Most of us think we can control money. For some lucky people, they could be children of memory. For most of them, it was probably after college: getting their first apartment and trying not to pay rent or getting a credit card and up to $20,000 in debt. These financial mistakes in your youth become permanent problems that can become more and more difficult to fix; while building basic skills, we need to navigate financial milestones, the sooner the better.
Focus on Training and Mentorship
To go about his business, an entrepreneur must know how to manage the money related to it: Topics such as savings, budgeting, investing, managing debt, loans and credit, and measuring the financial health of a small business. Even those who have never become successful from this exercise. Financial literacy is a key skill needed at every stage of life: from managing a credit card or buying a home to student debt and unemployment. On this basis, many women decide on ways to success – starting a business, managing their finances or whatever they do.
This is where programs and partnerships can arise.
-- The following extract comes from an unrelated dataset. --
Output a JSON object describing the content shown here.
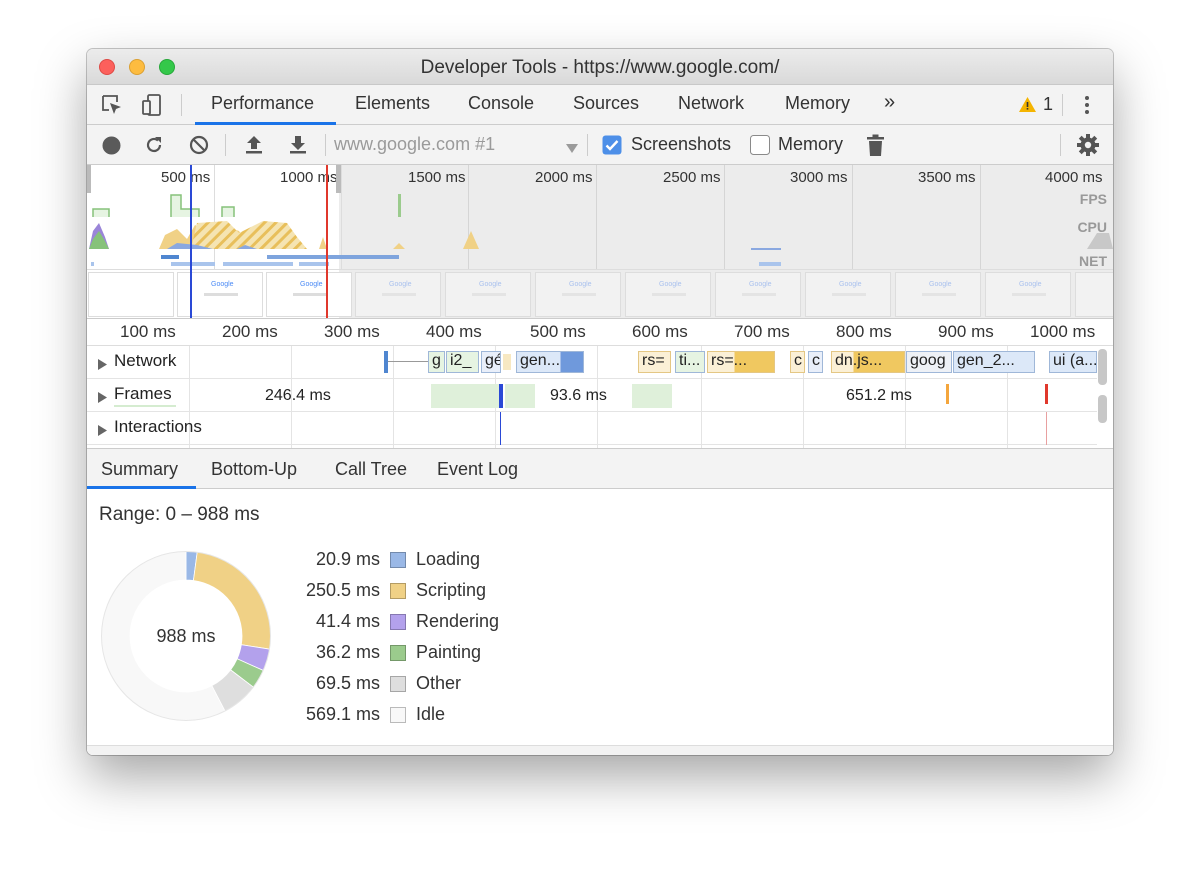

In the summer of 2016, my company started a five-week leadership program for high school girls, including teachers and coaches, providing free basic education in financial matters. It was an impulse to be able to offer the opportunity for free, which was subject to barriers for attendees.
To develop business and financial literacy and open new doors, women need access to memory and professional networks. Our Women Speaking series invites women with stories of business success and failure to come and talk to young people about their experiences. We’ve created a group of past Bossgirls alumni to share their journeys from the program, and many of our guest speakers are returning, describing their own learning experiences and encouraging new Bossgirls leaders.
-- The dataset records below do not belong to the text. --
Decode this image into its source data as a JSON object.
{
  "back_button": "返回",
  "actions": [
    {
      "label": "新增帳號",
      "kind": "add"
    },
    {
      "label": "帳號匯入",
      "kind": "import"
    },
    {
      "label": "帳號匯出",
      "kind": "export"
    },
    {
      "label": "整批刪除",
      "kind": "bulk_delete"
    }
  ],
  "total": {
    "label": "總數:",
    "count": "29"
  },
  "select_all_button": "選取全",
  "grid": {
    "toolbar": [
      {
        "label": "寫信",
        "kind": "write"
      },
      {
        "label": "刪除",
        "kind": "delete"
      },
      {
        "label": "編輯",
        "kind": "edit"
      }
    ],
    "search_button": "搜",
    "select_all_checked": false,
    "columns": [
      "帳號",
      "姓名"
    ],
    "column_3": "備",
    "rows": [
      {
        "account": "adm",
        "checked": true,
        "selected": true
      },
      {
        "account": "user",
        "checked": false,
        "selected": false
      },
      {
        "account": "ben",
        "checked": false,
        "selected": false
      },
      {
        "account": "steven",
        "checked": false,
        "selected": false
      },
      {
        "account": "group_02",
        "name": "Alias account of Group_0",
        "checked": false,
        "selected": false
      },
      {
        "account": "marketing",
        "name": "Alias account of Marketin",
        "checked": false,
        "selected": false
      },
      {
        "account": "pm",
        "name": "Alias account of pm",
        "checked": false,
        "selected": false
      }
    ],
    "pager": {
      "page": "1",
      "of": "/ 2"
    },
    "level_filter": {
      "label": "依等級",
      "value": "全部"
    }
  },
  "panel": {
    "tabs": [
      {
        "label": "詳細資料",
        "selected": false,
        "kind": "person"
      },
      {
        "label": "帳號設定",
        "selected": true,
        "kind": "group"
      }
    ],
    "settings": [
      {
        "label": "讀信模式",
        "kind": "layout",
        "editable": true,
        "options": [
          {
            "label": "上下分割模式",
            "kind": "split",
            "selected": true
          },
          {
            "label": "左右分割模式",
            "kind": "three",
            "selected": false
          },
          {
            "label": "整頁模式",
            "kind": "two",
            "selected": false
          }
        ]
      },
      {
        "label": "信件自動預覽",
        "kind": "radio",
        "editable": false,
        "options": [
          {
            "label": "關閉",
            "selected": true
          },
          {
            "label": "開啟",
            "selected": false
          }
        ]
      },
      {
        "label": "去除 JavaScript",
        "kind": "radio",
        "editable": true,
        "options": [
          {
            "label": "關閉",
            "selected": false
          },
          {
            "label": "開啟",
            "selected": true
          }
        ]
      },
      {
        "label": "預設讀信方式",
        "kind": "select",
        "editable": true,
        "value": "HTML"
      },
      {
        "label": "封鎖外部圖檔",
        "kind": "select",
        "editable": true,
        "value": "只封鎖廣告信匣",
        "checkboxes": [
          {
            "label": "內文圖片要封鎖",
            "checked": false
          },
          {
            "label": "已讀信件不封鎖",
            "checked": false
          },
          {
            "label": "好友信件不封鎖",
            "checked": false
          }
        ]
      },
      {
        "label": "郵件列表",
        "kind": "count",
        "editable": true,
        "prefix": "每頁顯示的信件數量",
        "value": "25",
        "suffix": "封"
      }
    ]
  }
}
Many people lead
If we want to encourage women entrepreneurs, more people need to take action. Leaders in education or volunteer programming looking to implement women’s entrepreneurship should partner with schools and colleges to set up a financial institution. Institutional teachers with access to youth can also seek partnerships with programs like ours and others to bring financial literacy to more students. Some of our volunteers have no experience in finance but aim to connect with young people about savings, checking and basic financial skills.
Anyone who can educate can make a difference in the area of financial education. An incubator in college can help young women build an entrepreneurial mindset: entrepreneurial skills, present and pitch ideas, work as a team and solve problems. Not everyone will go on to create a company, but they will leave with the skills to think quickly on their feet.
To encourage more female entrepreneurs, we must look to increase access to financial literacy and support the chances of success. With the opportunities to learn those skills, families can break the cycle of generational poverty, and more women can enter into different perspectives of leadership. Financial skills are the starting point for building the life you want. A start-up company, traveling the world, gets a pet – knowing how to manage money can make anything more possible.